■ **Work request**
Write out the records again, exactly, leaving none out.

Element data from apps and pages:
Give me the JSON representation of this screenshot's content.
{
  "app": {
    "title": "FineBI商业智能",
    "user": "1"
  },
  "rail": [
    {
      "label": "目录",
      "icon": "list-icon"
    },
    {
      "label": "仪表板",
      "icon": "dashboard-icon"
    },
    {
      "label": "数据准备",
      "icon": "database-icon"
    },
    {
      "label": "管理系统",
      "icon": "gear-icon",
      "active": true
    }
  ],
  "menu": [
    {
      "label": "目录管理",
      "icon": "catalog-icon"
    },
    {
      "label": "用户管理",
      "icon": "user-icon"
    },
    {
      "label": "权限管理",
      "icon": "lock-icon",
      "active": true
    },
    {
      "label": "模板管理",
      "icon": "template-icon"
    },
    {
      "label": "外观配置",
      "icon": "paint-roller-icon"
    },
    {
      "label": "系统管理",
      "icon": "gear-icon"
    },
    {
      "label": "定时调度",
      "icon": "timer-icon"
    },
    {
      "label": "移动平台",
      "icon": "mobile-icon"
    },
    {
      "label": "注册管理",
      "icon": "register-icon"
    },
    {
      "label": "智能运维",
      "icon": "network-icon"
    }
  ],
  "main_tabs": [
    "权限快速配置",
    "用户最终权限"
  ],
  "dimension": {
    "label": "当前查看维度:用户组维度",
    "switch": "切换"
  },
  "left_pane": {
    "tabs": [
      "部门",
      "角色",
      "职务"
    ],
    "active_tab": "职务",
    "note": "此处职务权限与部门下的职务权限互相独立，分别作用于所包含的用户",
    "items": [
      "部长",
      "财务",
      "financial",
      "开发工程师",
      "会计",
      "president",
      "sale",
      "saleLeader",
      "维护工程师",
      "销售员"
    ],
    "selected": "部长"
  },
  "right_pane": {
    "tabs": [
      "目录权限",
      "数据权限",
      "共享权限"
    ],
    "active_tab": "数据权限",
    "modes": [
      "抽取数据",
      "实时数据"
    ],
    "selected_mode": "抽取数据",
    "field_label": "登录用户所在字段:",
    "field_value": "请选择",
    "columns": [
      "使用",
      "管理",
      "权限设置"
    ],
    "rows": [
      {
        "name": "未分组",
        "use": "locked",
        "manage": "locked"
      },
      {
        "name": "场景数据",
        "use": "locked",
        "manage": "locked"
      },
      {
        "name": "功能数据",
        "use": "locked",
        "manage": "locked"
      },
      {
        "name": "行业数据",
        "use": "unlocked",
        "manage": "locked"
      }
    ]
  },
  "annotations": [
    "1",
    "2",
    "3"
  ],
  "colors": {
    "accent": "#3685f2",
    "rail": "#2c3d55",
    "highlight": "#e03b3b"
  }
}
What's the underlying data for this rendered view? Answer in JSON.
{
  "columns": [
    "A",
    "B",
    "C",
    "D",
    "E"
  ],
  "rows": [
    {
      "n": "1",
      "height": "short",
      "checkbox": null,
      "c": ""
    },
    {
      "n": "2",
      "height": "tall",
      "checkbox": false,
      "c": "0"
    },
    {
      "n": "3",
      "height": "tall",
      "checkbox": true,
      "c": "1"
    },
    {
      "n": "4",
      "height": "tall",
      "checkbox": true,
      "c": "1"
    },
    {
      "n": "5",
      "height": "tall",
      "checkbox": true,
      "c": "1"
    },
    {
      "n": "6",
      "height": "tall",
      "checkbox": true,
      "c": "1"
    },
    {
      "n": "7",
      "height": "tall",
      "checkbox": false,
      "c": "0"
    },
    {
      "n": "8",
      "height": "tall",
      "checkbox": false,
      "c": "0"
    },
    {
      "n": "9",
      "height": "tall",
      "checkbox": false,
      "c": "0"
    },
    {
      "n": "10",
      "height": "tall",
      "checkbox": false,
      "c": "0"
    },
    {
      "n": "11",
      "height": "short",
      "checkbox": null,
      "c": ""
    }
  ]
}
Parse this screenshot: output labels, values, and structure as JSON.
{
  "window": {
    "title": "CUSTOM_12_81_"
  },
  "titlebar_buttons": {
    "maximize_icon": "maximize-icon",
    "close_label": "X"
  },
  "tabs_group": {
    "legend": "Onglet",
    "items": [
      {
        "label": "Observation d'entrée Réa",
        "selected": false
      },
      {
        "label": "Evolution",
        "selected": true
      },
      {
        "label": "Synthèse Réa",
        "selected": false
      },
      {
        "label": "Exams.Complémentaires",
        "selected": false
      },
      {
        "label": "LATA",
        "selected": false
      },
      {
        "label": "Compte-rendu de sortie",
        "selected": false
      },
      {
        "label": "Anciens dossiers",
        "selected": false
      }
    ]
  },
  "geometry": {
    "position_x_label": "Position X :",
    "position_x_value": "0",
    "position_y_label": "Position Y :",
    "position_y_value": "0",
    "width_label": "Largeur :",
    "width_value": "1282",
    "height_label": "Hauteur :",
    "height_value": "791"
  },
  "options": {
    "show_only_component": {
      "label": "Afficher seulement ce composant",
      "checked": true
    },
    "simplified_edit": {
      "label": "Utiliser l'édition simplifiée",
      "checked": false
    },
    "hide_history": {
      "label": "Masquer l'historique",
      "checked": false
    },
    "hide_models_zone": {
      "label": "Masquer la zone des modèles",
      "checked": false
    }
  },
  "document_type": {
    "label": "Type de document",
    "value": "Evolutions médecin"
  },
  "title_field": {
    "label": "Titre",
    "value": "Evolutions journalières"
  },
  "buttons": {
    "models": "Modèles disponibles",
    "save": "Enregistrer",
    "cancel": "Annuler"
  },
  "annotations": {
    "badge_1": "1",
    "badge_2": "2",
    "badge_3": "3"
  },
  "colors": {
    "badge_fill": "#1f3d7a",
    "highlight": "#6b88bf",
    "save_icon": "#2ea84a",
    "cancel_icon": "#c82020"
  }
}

■ **Task solution**
Give me the JSON representation of this screenshot's content.
{
  "app": {
    "title": "FineBI商业智能",
    "user": "1"
  },
  "rail": [
    {
      "label": "目录",
      "icon": "list-icon"
    },
    {
      "label": "仪表板",
      "icon": "dashboard-icon"
    },
    {
      "label": "数据准备",
      "icon": "database-icon"
    },
    {
      "label": "管理系统",
      "icon": "gear-icon",
      "active": true
    }
  ],
  "menu": [
    {
      "label": "目录管理",
      "icon": "catalog-icon"
    },
    {
      "label": "用户管理",
      "icon": "user-icon"
    },
    {
      "label": "权限管理",
      "icon": "lock-icon",
      "active": true
    },
    {
      "label": "模板管理",
      "icon": "template-icon"
    },
    {
      "label": "外观配置",
      "icon": "paint-roller-icon"
    },
    {
      "label": "系统管理",
      "icon": "gear-icon"
    },
    {
      "label": "定时调度",
      "icon": "timer-icon"
    },
    {
      "label": "移动平台",
      "icon": "mobile-icon"
    },
    {
      "label": "注册管理",
      "icon": "register-icon"
    },
    {
      "label": "智能运维",
      "icon": "network-icon"
    }
  ],
  "main_tabs": [
    "权限快速配置",
    "用户最终权限"
  ],
  "dimension": {
    "label": "当前查看维度:用户组维度",
    "switch": "切换"
  },
  "left_pane": {
    "tabs": [
      "部门",
      "角色",
      "职务"
    ],
    "active_tab": "职务",
    "note": "此处职务权限与部门下的职务权限互相独立，分别作用于所包含的用户",
    "items": [
      "部长",
      "财务",
      "financial",
      "开发工程师",
      "会计",
      "president",
      "sale",
      "saleLeader",
      "维护工程师",
      "销售员"
    ],
    "selected": "部长"
  },
  "right_pane": {
    "tabs": [
      "目录权限",
      "数据权限",
      "共享权限"
    ],
    "active_tab": "数据权限",
    "modes": [
      "抽取数据",
      "实时数据"
    ],
    "selected_mode": "抽取数据",
    "field_label": "登录用户所在字段:",
    "field_value": "请选择",
    "columns": [
      "使用",
      "管理",
      "权限设置"
    ],
    "rows": [
      {
        "name": "未分组",
        "use": "locked",
        "manage": "locked"
      },
      {
        "name": "场景数据",
        "use": "locked",
        "manage": "locked"
      },
      {
        "name": "功能数据",
        "use": "locked",
        "manage": "locked"
      },
      {
        "name": "行业数据",
        "use": "unlocked",
        "manage": "locked"
      }
    ]
  },
  "annotations": [
    "1",
    "2",
    "3"
  ],
  "colors": {
    "accent": "#3685f2",
    "rail": "#2c3d55",
    "highlight": "#e03b3b"
  }
}
What's the underlying data for this rendered view? Answer in JSON.
{
  "columns": [
    "A",
    "B",
    "C",
    "D",
    "E"
  ],
  "rows": [
    {
      "n": "1",
      "height": "short",
      "checkbox": null,
      "c": ""
    },
    {
      "n": "2",
      "height": "tall",
      "checkbox": false,
      "c": "0"
    },
    {
      "n": "3",
      "height": "tall",
      "checkbox": true,
      "c": "1"
    },
    {
      "n": "4",
      "height": "tall",
      "checkbox": true,
      "c": "1"
    },
    {
      "n": "5",
      "height": "tall",
      "checkbox": true,
      "c": "1"
    },
    {
      "n": "6",
      "height": "tall",
      "checkbox": true,
      "c": "1"
    },
    {
      "n": "7",
      "height": "tall",
      "checkbox": false,
      "c": "0"
    },
    {
      "n": "8",
      "height": "tall",
      "checkbox": false,
      "c": "0"
    },
    {
      "n": "9",
      "height": "tall",
      "checkbox": false,
      "c": "0"
    },
    {
      "n": "10",
      "height": "tall",
      "checkbox": false,
      "c": "0"
    },
    {
      "n": "11",
      "height": "short",
      "checkbox": null,
      "c": ""
    }
  ]
}
Parse this screenshot: output labels, values, and structure as JSON.
{
  "window": {
    "title": "CUSTOM_12_81_"
  },
  "titlebar_buttons": {
    "maximize_icon": "maximize-icon",
    "close_label": "X"
  },
  "tabs_group": {
    "legend": "Onglet",
    "items": [
      {
        "label": "Observation d'entrée Réa",
        "selected": false
      },
      {
        "label": "Evolution",
        "selected": true
      },
      {
        "label": "Synthèse Réa",
        "selected": false
      },
      {
        "label": "Exams.Complémentaires",
        "selected": false
      },
      {
        "label": "LATA",
        "selected": false
      },
      {
        "label": "Compte-rendu de sortie",
        "selected": false
      },
      {
        "label": "Anciens dossiers",
        "selected": false
      }
    ]
  },
  "geometry": {
    "position_x_label": "Position X :",
    "position_x_value": "0",
    "position_y_label": "Position Y :",
    "position_y_value": "0",
    "width_label": "Largeur :",
    "width_value": "1282",
    "height_label": "Hauteur :",
    "height_value": "791"
  },
  "options": {
    "show_only_component": {
      "label": "Afficher seulement ce composant",
      "checked": true
    },
    "simplified_edit": {
      "label": "Utiliser l'édition simplifiée",
      "checked": false
    },
    "hide_history": {
      "label": "Masquer l'historique",
      "checked": false
    },
    "hide_models_zone": {
      "label": "Masquer la zone des modèles",
      "checked": false
    }
  },
  "document_type": {
    "label": "Type de document",
    "value": "Evolutions médecin"
  },
  "title_field": {
    "label": "Titre",
    "value": "Evolutions journalières"
  },
  "buttons": {
    "models": "Modèles disponibles",
    "save": "Enregistrer",
    "cancel": "Annuler"
  },
  "annotations": {
    "badge_1": "1",
    "badge_2": "2",
    "badge_3": "3"
  },
  "colors": {
    "badge_fill": "#1f3d7a",
    "highlight": "#6b88bf",
    "save_icon": "#2ea84a",
    "cancel_icon": "#c82020"
  }
}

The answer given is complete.